Aim of the exercise — Each line of the listing must be set down exactly as it stands.

Excerpted data —
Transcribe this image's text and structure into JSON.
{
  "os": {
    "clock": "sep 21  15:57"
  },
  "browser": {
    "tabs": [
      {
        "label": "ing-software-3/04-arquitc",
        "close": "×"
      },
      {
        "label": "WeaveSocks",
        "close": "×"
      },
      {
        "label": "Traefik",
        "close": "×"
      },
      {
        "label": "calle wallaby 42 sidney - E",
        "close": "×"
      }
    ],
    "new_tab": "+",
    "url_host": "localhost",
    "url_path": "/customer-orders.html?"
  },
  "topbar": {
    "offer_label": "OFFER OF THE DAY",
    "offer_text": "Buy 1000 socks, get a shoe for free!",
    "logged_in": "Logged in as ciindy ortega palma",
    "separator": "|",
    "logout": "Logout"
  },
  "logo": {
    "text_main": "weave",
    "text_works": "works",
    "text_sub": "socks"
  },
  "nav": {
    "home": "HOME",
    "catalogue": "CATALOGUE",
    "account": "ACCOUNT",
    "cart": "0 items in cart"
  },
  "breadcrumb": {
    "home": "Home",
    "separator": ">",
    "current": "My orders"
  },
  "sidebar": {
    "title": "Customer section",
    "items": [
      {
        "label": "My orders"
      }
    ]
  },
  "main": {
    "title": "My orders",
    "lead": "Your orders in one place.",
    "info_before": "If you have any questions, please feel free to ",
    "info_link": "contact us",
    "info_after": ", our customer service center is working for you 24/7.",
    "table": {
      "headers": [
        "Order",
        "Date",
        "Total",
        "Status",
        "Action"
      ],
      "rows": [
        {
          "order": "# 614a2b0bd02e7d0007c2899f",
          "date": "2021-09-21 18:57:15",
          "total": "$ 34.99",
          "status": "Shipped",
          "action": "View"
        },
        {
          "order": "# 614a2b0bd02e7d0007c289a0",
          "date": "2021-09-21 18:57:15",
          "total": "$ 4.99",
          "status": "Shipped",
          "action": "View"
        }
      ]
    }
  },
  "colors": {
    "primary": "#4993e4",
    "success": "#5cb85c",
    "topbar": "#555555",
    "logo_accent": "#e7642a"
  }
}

Solution —
Transcribe this image's text and structure into JSON.
{
  "os": {
    "clock": "sep 21  15:57"
  },
  "browser": {
    "tabs": [
      {
        "label": "ing-software-3/04-arquitc",
        "close": "×"
      },
      {
        "label": "WeaveSocks",
        "close": "×"
      },
      {
        "label": "Traefik",
        "close": "×"
      },
      {
        "label": "calle wallaby 42 sidney - E",
        "close": "×"
      }
    ],
    "new_tab": "+",
    "url_host": "localhost",
    "url_path": "/customer-orders.html?"
  },
  "topbar": {
    "offer_label": "OFFER OF THE DAY",
    "offer_text": "Buy 1000 socks, get a shoe for free!",
    "logged_in": "Logged in as ciindy ortega palma",
    "separator": "|",
    "logout": "Logout"
  },
  "logo": {
    "text_main": "weave",
    "text_works": "works",
    "text_sub": "socks"
  },
  "nav": {
    "home": "HOME",
    "catalogue": "CATALOGUE",
    "account": "ACCOUNT",
    "cart": "0 items in cart"
  },
  "breadcrumb": {
    "home": "Home",
    "separator": ">",
    "current": "My orders"
  },
  "sidebar": {
    "title": "Customer section",
    "items": [
      {
        "label": "My orders"
      }
    ]
  },
  "main": {
    "title": "My orders",
    "lead": "Your orders in one place.",
    "info_before": "If you have any questions, please feel free to ",
    "info_link": "contact us",
    "info_after": ", our customer service center is working for you 24/7.",
    "table": {
      "headers": [
        "Order",
        "Date",
        "Total",
        "Status",
        "Action"
      ],
      "rows": [
        {
          "order": "# 614a2b0bd02e7d0007c2899f",
          "date": "2021-09-21 18:57:15",
          "total": "$ 34.99",
          "status": "Shipped",
          "action": "View"
        },
        {
          "order": "# 614a2b0bd02e7d0007c289a0",
          "date": "2021-09-21 18:57:15",
          "total": "$ 4.99",
          "status": "Shipped",
          "action": "View"
        }
      ]
    }
  },
  "colors": {
    "primary": "#4993e4",
    "success": "#5cb85c",
    "topbar": "#555555",
    "logo_accent": "#e7642a"
  }
}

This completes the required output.